The Rosters for both of these last championship series games are nearly identical with the same combination of major and minor leaguers along with a few semi-professionals and a collegiate ball player.
|13||Ardozoia||Rugger||P||Kansas City Blues|
|16||Beazley||Johnny||P||St. Louis Cardinals|
|1||Dillinger||Bob||3B||Toledo Mud Hens|
|4||DiMaggio||Joe||CF||New York Yankees|
|19||Erautt||Eddie “Ace”||P||Hollywood Stars|
|7||Fain||Ferris||1B||San Francisco Seals|
|6||Gordon||Joe||SS||New York Yankees|
|3||Judnich||Walter||RF||St. Louis Browns|
|25||Lien||Al||P||San Francisco Seals|
|2||Lodigiani||Dario||2B||Chicago White Sox|
|8||Silvera||Charley||C||Kansas City Blues|
|20||Winsett||Tom Winsett||Mgr.||Brooklyn Dodgers|
|26||Anderson||Arne R.||P||Washington Senators|
|9||Berry||John||RF||University of Oregon|
|28||Dickey||Bill||Mgr.||New York Yankees|
|15||Dickey||George||C||Chicago White Sox|
|11||DiMaggio||Dominick||CF||Boston Red Sox|
|Feimster||Hank||P||Boston Red Sox|
|28||Grace||Joe||RF||St. Louis Browns|
|24||Harris||Robert A.||P||Philadelphia Athletics|
|20||Jeandron||John Hubert||2B||Port Arthur Tarpons|
|23||Johnson||A. Rankin||P||Philadelphia Athletics|
|5||Lucadello||John||2B||St. Louis Browns|
|26||Masterson||Walter E.||P||Washington Senators|
|32||Mize||Johnny||1B||St. Louis Cardinals|
|13||Mozzali||Mo Mozzali||CF||Louisville, KY|
|34||Reese||Pee Wee||SS||Brooklyn Dodgers|
|2||Rizzuto||Phil||SS||New York Yankees|
|26||Rowe||Lynn “Schoolboy”||P||Detroit Tigers|
|30||Schulmerich||Wes||Asst.

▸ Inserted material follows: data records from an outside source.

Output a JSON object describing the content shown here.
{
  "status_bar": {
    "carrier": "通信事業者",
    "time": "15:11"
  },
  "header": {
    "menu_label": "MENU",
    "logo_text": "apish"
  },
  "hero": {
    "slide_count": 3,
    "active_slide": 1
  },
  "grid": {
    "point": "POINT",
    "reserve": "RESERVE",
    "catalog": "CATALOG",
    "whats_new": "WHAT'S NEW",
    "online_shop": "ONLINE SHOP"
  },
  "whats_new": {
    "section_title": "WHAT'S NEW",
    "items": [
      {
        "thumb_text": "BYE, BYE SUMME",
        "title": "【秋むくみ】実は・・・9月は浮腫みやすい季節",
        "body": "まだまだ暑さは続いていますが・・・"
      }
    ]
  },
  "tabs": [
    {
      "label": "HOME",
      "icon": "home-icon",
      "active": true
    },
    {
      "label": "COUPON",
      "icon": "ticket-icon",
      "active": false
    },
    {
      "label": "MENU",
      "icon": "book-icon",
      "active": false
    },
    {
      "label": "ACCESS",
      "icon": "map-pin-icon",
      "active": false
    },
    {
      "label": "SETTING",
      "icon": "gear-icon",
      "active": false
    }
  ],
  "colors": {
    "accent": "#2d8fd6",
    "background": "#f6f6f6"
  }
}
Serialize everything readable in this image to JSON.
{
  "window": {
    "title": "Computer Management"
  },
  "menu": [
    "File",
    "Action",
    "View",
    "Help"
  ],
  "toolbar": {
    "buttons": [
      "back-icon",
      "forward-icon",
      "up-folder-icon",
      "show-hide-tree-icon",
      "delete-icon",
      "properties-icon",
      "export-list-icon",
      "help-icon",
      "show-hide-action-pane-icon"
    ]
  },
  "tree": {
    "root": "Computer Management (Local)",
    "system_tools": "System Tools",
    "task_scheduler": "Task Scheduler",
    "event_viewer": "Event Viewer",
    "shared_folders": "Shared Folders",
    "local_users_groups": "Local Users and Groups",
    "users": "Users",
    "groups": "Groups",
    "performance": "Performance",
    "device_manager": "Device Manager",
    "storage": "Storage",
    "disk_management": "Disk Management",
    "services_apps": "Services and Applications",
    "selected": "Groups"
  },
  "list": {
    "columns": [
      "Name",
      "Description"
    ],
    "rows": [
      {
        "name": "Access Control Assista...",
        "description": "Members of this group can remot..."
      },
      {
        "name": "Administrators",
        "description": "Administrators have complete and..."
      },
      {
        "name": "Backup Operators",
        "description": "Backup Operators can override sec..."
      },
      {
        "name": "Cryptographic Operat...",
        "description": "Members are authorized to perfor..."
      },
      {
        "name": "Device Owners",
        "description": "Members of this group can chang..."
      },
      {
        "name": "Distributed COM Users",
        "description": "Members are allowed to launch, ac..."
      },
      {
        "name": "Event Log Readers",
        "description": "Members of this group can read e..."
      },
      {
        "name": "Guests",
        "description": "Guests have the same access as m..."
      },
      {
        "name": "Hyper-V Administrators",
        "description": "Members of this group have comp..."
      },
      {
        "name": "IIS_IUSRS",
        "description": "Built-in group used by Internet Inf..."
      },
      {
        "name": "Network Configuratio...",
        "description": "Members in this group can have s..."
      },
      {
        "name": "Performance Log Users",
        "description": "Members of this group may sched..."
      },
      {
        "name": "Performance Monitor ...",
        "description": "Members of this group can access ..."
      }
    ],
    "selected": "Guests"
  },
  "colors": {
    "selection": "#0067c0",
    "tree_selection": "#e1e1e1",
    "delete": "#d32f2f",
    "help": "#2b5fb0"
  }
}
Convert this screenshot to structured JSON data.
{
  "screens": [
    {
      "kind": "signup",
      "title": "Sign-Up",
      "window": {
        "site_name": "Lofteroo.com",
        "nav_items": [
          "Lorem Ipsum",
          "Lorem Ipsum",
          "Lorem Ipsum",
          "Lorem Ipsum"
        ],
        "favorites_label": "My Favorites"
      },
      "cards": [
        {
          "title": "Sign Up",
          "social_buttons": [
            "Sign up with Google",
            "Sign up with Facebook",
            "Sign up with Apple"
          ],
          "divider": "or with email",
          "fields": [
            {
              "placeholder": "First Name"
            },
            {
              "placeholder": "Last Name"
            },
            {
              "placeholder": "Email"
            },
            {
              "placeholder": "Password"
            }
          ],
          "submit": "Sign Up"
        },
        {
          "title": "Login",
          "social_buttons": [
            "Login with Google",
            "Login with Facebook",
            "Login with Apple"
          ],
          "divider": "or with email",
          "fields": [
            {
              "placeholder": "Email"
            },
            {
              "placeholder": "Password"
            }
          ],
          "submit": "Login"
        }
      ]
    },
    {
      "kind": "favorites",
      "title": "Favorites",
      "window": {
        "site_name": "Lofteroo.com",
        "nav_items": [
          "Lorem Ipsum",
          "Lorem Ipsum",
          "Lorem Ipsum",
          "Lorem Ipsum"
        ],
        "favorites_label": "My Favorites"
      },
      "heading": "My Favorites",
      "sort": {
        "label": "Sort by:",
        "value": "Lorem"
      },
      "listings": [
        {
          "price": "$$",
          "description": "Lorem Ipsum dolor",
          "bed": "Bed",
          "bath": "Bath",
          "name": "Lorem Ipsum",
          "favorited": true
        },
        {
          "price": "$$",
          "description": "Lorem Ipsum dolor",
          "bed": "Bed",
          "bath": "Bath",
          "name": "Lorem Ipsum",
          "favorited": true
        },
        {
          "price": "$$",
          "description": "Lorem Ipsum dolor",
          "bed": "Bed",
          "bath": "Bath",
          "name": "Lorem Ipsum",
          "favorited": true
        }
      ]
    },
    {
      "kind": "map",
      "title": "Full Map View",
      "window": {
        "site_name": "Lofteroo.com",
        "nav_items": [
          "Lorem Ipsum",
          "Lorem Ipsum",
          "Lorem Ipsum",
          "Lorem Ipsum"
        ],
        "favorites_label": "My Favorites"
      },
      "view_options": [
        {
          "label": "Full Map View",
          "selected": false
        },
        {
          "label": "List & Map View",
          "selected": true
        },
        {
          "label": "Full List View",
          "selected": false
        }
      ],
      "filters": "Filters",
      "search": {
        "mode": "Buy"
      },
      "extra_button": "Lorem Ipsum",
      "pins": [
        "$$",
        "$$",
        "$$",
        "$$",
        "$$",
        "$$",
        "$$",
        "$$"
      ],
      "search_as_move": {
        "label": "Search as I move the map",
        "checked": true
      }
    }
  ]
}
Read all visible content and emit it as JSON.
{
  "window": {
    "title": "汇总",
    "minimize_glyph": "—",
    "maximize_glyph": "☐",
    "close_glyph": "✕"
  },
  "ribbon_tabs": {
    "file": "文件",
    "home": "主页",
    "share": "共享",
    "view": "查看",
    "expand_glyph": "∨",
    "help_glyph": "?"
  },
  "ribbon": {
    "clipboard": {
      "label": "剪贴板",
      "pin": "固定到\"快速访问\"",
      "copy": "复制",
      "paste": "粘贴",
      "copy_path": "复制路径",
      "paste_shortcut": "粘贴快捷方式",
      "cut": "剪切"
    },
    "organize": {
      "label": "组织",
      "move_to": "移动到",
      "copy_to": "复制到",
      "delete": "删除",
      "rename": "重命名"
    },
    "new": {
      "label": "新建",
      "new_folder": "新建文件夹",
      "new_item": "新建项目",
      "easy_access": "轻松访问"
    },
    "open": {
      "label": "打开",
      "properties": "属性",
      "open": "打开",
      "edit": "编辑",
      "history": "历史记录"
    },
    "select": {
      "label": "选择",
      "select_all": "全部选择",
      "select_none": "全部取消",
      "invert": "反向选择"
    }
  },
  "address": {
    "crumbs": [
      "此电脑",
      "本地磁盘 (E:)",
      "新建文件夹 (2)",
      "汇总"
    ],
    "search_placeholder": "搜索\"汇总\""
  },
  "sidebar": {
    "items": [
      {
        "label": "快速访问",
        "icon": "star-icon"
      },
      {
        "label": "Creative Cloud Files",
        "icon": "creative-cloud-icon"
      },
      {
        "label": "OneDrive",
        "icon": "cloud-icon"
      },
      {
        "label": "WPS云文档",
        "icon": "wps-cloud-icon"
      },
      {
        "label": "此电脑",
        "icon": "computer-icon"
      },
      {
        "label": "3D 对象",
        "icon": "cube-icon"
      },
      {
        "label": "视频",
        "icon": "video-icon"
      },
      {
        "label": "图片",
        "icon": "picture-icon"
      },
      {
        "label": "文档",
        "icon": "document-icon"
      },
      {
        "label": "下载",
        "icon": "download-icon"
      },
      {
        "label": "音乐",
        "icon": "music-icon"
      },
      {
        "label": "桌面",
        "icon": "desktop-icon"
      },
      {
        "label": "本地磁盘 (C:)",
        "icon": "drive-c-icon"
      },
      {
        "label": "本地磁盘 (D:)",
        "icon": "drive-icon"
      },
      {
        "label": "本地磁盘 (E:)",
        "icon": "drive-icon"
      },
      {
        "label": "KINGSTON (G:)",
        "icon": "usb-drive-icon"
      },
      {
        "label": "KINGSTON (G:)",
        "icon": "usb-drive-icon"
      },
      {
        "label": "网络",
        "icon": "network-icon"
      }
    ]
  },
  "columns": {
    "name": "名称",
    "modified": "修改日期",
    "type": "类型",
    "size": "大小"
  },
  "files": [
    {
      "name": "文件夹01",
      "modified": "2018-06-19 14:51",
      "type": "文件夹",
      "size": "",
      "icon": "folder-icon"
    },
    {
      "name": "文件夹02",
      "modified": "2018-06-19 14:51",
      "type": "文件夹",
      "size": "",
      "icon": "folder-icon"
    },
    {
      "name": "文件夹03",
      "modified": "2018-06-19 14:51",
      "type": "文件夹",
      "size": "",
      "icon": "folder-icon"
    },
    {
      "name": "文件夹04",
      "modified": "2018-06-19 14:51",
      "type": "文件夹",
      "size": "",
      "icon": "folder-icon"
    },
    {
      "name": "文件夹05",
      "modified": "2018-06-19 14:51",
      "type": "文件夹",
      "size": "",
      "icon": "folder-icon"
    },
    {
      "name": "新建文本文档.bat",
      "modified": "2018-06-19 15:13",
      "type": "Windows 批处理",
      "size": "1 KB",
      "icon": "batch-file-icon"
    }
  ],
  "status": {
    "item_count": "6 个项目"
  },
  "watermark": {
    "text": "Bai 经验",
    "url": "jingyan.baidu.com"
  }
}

Mgr.||Boston Red Sox|
|14||Sears||Ken “Ziggy”||C||New York Yankees|
|27||Vander Meer||Johnny||P||Cincinnati Reds|
Though the series was billed as a best seven of the eleven games, the Navy had the series nailed shut well ahead of completing all eleven. The military brass wanted to ensure that the service members throughout the Islands had full opportunity to see the baseball legends taking the field with some 10,000 spectators in attendance at each game.
The 1944 Army/Navy All-Star Championship Series in Hawaii
- September 22 – Furlong Field, Hickam (Navy, 5-0)
- September 23 – Furlong Field (Navy, 8-0)
- September 25 – Schofield Barracks (Navy, 4-3)
- September 26 – Kaneohe Bay NAS (Navy, 10-5)
- September 28 – Furlong Field (Navy, 12-2)
- September 30 – Furlong Field (Navy, 6-4)
- October 1 – Furlong Field (Army, 5-3)
- October 4 – Maui (Navy 11-0)
- October 5 – Maui (Army 6-5)
- October 6 – Hoolulu Park, Hilo (Tie, 6-6)
- October 15 – Kukuiolono Park (Navy, 6-5)
These two scorecards (or scorebooks) from the 1944 Championship Series (also billed as the Army vs Navy World Series) are unique to their respective games. Combining the two (above) with the one scorecard that I possess tells me that there is a good possibility that there is a potential for seven others to be on the lookout for.